Plant an unusable area. Consider planting native (non-invasive) plants in an unusable area of your property. You will not miss the space and the pollinators will be thrilled with the new source of food! Plants that flower at varying times throughout the summer will extend the availability of nectar.

Invite a pollinator for a drink. Provide a clean, reliable source of drinking water for pollinators. Water features such as pools, ponds, running water, small containers, and birdbaths will all do the trick. Do not forget to make sure there is a shallow or sloping side for the pollinator to safely access without drowning.

Offer shelter to a little friend. Sites for nesting are crucial in the survival of pollinators.
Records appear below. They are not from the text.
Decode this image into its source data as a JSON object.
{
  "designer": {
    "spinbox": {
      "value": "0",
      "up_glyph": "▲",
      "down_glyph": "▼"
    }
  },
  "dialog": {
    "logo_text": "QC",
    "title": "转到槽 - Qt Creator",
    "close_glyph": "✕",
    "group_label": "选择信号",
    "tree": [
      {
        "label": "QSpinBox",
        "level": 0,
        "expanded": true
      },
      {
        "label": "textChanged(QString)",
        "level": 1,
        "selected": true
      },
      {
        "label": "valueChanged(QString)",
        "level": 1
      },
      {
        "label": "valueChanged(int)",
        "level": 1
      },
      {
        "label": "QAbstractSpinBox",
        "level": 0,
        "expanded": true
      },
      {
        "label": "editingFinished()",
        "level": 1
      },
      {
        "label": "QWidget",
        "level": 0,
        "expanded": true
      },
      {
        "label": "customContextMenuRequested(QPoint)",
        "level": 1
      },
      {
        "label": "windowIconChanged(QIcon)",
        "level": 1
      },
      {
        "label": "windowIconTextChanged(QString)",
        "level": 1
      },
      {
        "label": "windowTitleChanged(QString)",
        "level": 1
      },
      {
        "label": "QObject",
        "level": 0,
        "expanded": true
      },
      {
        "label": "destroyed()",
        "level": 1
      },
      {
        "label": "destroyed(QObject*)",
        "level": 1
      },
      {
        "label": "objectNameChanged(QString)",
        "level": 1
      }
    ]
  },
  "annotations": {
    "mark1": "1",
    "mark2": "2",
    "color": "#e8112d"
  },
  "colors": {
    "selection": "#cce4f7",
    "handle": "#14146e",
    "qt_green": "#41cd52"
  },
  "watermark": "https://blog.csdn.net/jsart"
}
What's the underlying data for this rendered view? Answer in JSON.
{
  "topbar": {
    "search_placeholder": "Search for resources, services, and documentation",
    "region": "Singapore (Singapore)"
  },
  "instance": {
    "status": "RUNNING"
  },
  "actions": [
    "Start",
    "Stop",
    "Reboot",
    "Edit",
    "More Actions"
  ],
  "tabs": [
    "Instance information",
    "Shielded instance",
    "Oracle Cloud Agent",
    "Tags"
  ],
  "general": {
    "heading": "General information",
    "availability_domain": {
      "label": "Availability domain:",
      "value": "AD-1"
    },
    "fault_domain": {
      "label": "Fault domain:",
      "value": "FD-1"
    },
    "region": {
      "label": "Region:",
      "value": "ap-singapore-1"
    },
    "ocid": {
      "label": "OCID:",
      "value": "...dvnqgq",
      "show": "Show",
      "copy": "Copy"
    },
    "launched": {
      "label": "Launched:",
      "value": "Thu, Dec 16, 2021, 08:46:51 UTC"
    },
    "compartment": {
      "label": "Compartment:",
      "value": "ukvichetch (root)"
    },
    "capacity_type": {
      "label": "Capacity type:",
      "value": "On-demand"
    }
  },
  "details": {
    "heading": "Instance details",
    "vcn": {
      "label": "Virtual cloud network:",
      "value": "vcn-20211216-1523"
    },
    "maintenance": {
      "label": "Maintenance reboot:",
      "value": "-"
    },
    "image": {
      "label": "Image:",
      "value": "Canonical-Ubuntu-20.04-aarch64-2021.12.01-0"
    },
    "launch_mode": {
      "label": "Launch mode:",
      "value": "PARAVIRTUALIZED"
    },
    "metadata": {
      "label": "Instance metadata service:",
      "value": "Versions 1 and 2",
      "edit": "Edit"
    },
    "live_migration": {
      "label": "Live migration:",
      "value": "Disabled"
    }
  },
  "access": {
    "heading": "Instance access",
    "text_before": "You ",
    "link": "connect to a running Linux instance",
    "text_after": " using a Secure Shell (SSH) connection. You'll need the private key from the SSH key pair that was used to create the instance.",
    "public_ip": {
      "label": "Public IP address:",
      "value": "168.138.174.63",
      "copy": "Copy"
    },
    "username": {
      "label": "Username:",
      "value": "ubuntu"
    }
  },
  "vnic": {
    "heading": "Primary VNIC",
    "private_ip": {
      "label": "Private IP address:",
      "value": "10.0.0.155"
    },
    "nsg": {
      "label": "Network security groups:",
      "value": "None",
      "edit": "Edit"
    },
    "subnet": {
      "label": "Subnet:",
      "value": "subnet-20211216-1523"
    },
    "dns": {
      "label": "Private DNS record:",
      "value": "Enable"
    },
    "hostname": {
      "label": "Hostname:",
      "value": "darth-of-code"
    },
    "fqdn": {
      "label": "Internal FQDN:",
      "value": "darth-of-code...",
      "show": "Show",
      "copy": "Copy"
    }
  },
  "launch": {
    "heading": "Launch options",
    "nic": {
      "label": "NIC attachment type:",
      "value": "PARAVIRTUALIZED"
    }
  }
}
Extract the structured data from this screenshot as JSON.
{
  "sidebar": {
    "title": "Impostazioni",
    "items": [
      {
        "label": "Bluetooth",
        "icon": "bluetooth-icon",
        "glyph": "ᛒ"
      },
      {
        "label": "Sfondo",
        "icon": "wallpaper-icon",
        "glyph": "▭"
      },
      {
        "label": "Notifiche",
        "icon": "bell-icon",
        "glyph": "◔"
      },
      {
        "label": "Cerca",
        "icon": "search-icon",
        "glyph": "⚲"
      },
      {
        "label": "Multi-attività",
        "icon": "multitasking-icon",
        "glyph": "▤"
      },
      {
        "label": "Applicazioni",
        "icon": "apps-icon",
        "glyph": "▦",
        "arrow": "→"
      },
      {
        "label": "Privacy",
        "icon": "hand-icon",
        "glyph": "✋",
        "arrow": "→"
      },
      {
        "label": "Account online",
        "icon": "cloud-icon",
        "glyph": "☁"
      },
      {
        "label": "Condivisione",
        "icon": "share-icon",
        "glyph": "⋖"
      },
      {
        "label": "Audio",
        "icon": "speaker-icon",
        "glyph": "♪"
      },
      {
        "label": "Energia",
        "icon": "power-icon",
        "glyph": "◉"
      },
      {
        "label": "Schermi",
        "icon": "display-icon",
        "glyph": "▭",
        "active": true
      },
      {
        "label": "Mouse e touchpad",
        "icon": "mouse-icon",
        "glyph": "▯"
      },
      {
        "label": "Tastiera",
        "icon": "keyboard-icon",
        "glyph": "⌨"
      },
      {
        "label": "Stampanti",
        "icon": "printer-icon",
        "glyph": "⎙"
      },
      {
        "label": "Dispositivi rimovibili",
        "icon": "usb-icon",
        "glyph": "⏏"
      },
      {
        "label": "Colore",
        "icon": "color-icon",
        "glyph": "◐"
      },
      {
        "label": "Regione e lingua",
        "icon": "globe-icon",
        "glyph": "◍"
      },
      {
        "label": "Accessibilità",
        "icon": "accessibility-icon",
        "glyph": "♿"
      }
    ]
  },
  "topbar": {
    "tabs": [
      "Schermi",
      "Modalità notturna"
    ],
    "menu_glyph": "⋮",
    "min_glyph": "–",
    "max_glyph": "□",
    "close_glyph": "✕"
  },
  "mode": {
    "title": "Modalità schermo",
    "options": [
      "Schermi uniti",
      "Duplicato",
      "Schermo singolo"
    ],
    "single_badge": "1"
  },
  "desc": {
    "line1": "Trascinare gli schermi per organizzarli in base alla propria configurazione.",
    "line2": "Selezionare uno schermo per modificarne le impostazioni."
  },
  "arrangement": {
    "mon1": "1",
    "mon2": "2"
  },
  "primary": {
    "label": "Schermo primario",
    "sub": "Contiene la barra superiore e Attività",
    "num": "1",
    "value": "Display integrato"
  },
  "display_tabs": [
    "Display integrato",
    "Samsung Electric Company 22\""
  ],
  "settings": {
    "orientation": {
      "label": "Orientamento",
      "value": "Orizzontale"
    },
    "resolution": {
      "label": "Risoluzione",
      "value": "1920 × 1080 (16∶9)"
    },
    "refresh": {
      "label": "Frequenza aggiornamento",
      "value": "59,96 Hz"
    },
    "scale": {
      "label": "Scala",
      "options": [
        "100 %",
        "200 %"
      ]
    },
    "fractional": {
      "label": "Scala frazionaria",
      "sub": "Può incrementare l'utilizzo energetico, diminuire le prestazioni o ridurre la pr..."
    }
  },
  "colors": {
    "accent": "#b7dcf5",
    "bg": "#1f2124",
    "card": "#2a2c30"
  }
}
The following are a few ways you can provide shelter. First, try to layer your landscape. Plant trees, shrubs and perennials with varying heights to provide protected areas for the pollinators to eat and nest. Second, leave dead snags for nesting sites or install pollinator-nesting boxes. These are available at many retailers or you may make your own boxes. Third, leave some areas of soil uncovered to provide ground-nesting insects easy access to make underground tunnels.

Hold off on pesticides. Pollinators are susceptible to pesticides. However, there are ways you can reduce, eliminate, or limit pesticide use. Try choosing native plants for your garden. Native plants are tolerant of local conditions and tend to have fewer problems requiring chemicals. Another strategy is to maintain healthy growing conditions on your property. Remove diseased plants and infected leaves from the previous year. Why not enjoy the outdoors and spend some time using hand tools to remove weeds rather than herbicides? If you must use pesticides, please READ THE LABEL, and spray when the plant is not in bloom. Avoid spraying adjacent to bee habitat, such as nesting areas or on caterpillar host plants.

HiRes These may seem like small things, but we can all make a difference in the life of a pollinator!